3) the complete avoidance of the Materials sector4) security selection in Energy (Suncor, Parkland Fuel and Chevron)
1) security selection in Technology (not owning Amazon, for example)
2)securityselection in Industrials (W.W. Grainger and CSX)
3) an underweight position in Consumer Staples
Key Benefits of This Strategy
Throughout this piece, we touched on anumber of benefits investors get with this strategy.
1) Our ability and willingness to diversify outside of Canada.While investors in this strategy have been benefiting from greater exposure to the U.S. for several years now, many Canadian investors are still feeling the pain of home country bias. We looked at mutual funds available to Canadian investors, focusing on 3 Morningstar categories: Canadian Equity, Canadian Balanced and Canadian Dividend & Income Equity. Funds in these categories are restricted in how much they can allocate outside of Canada and therefore have a higher home country bias. Collectively, these funds have $184 billion of Canadian investors’ money. That is 184 billion dollars ourclients are glad they are not part of.

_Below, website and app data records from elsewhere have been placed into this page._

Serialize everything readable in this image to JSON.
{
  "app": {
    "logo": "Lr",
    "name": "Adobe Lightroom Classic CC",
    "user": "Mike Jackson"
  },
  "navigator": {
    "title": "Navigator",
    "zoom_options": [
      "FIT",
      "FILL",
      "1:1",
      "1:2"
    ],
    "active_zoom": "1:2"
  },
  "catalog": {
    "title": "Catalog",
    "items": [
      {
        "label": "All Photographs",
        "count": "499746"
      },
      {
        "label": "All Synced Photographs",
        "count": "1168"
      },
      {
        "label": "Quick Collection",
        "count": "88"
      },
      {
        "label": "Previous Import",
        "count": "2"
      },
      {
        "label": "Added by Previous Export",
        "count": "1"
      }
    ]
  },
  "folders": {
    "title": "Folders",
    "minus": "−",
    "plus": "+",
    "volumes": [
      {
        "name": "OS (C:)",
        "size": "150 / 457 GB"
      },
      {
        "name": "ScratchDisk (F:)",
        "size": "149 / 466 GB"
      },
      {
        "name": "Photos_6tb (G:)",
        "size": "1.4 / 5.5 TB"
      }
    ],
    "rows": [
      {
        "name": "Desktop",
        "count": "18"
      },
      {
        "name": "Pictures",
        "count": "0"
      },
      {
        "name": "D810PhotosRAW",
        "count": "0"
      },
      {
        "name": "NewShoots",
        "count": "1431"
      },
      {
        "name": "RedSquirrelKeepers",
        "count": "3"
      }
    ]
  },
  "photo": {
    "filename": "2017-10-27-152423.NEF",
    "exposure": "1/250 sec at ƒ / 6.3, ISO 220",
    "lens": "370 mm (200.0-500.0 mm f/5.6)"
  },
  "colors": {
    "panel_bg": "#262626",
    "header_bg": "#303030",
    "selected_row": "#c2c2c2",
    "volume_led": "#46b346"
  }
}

2) Our ability and willingness to run a high active share portfolio CBF (i.e. be different from the benchmark index). We call this managing with focus and believe it is critical to successfully navigating today’s low growth, high valuation market. Going forward, it is hard to see a scenario where a rising tide will lift all stocks. Our team believes investors must have a manager that can completely avoid harmful parts ofthe market while focusing investments on niche plays that are succeeding in today’s economy. We are part of a rare breed of managers in Canada that are managing with high active share -a screen of 1400 mutual funds in Canada showed only 65 (less than 5%) that possess this characteristic.
Appreciating your continued support,